**Description of the task**
Output all entries precisely.
· · · · ·
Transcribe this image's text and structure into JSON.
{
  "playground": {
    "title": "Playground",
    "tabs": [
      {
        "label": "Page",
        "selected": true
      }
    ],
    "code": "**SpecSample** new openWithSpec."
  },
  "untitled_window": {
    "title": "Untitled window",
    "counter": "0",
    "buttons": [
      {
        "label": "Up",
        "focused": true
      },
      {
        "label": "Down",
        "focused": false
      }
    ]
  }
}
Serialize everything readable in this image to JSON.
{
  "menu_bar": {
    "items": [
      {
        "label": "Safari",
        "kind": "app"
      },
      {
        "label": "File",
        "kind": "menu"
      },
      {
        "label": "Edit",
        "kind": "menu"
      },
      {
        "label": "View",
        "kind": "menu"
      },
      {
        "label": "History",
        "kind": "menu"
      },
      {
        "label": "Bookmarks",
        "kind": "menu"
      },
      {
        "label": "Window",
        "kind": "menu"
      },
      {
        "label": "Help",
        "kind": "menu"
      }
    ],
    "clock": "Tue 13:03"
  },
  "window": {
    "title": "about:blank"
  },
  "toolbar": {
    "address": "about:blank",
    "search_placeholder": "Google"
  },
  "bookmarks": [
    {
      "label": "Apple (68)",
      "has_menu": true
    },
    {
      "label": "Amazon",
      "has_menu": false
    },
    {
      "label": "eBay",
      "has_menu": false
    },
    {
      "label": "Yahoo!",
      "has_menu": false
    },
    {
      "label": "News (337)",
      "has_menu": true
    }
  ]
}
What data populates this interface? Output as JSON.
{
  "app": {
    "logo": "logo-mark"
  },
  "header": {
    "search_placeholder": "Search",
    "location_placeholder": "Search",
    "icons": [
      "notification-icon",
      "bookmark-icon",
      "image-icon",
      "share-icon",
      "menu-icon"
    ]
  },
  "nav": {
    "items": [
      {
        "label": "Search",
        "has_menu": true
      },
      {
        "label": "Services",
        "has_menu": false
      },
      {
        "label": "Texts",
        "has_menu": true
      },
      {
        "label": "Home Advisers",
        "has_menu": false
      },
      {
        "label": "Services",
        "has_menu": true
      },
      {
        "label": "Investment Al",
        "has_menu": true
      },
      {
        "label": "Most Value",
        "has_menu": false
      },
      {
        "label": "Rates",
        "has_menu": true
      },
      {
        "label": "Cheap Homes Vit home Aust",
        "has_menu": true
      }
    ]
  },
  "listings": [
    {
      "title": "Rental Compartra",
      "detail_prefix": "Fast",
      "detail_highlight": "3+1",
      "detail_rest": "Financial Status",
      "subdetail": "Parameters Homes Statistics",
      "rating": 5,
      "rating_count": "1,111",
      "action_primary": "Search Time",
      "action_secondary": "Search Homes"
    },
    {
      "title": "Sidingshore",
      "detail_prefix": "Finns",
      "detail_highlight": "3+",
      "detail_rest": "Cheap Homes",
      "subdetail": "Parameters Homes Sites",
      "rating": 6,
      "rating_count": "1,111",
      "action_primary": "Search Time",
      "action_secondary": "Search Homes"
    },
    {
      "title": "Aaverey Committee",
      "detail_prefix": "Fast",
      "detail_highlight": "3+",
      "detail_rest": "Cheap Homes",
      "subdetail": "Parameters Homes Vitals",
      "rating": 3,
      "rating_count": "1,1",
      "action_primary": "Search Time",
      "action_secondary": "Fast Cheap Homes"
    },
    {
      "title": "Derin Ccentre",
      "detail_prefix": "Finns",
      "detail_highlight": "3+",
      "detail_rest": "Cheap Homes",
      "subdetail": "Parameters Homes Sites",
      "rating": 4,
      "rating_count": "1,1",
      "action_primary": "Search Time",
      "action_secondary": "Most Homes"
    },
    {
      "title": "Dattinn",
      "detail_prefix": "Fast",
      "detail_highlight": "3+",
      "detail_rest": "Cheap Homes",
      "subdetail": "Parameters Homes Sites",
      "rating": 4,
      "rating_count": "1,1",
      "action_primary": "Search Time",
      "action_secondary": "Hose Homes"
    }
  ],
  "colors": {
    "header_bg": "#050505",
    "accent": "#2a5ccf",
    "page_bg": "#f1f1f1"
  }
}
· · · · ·
**Completed exercise**
Transcribe this image's text and structure into JSON.
{
  "playground": {
    "title": "Playground",
    "tabs": [
      {
        "label": "Page",
        "selected": true
      }
    ],
    "code": "**SpecSample** new openWithSpec."
  },
  "untitled_window": {
    "title": "Untitled window",
    "counter": "0",
    "buttons": [
      {
        "label": "Up",
        "focused": true
      },
      {
        "label": "Down",
        "focused": false
      }
    ]
  }
}
Serialize everything readable in this image to JSON.
{
  "menu_bar": {
    "items": [
      {
        "label": "Safari",
        "kind": "app"
      },
      {
        "label": "File",
        "kind": "menu"
      },
      {
        "label": "Edit",
        "kind": "menu"
      },
      {
        "label": "View",
        "kind": "menu"
      },
      {
        "label": "History",
        "kind": "menu"
      },
      {
        "label": "Bookmarks",
        "kind": "menu"
      },
      {
        "label": "Window",
        "kind": "menu"
      },
      {
        "label": "Help",
        "kind": "menu"
      }
    ],
    "clock": "Tue 13:03"
  },
  "window": {
    "title": "about:blank"
  },
  "toolbar": {
    "address": "about:blank",
    "search_placeholder": "Google"
  },
  "bookmarks": [
    {
      "label": "Apple (68)",
      "has_menu": true
    },
    {
      "label": "Amazon",
      "has_menu": false
    },
    {
      "label": "eBay",
      "has_menu": false
    },
    {
      "label": "Yahoo!",
      "has_menu": false
    },
    {
      "label": "News (337)",
      "has_menu": true
    }
  ]
}
What data populates this interface? Output as JSON.
{
  "app": {
    "logo": "logo-mark"
  },
  "header": {
    "search_placeholder": "Search",
    "location_placeholder": "Search",
    "icons": [
      "notification-icon",
      "bookmark-icon",
      "image-icon",
      "share-icon",
      "menu-icon"
    ]
  },
  "nav": {
    "items": [
      {
        "label": "Search",
        "has_menu": true
      },
      {
        "label": "Services",
        "has_menu": false
      },
      {
        "label": "Texts",
        "has_menu": true
      },
      {
        "label": "Home Advisers",
        "has_menu": false
      },
      {
        "label": "Services",
        "has_menu": true
      },
      {
        "label": "Investment Al",
        "has_menu": true
      },
      {
        "label": "Most Value",
        "has_menu": false
      },
      {
        "label": "Rates",
        "has_menu": true
      },
      {
        "label": "Cheap Homes Vit home Aust",
        "has_menu": true
      }
    ]
  },
  "listings": [
    {
      "title": "Rental Compartra",
      "detail_prefix": "Fast",
      "detail_highlight": "3+1",
      "detail_rest": "Financial Status",
      "subdetail": "Parameters Homes Statistics",
      "rating": 5,
      "rating_count": "1,111",
      "action_primary": "Search Time",
      "action_secondary": "Search Homes"
    },
    {
      "title": "Sidingshore",
      "detail_prefix": "Finns",
      "detail_highlight": "3+",
      "detail_rest": "Cheap Homes",
      "subdetail": "Parameters Homes Sites",
      "rating": 6,
      "rating_count": "1,111",
      "action_primary": "Search Time",
      "action_secondary": "Search Homes"
    },
    {
      "title": "Aaverey Committee",
      "detail_prefix": "Fast",
      "detail_highlight": "3+",
      "detail_rest": "Cheap Homes",
      "subdetail": "Parameters Homes Vitals",
      "rating": 3,
      "rating_count": "1,1",
      "action_primary": "Search Time",
      "action_secondary": "Fast Cheap Homes"
    },
    {
      "title": "Derin Ccentre",
      "detail_prefix": "Finns",
      "detail_highlight": "3+",
      "detail_rest": "Cheap Homes",
      "subdetail": "Parameters Homes Sites",
      "rating": 4,
      "rating_count": "1,1",
      "action_primary": "Search Time",
      "action_secondary": "Most Homes"
    },
    {
      "title": "Dattinn",
      "detail_prefix": "Fast",
      "detail_highlight": "3+",
      "detail_rest": "Cheap Homes",
      "subdetail": "Parameters Homes Sites",
      "rating": 4,
      "rating_count": "1,1",
      "action_primary": "Search Time",
      "action_secondary": "Hose Homes"
    }
  ],
  "colors": {
    "header_bg": "#050505",
    "accent": "#2a5ccf",
    "page_bg": "#f1f1f1"
  }
}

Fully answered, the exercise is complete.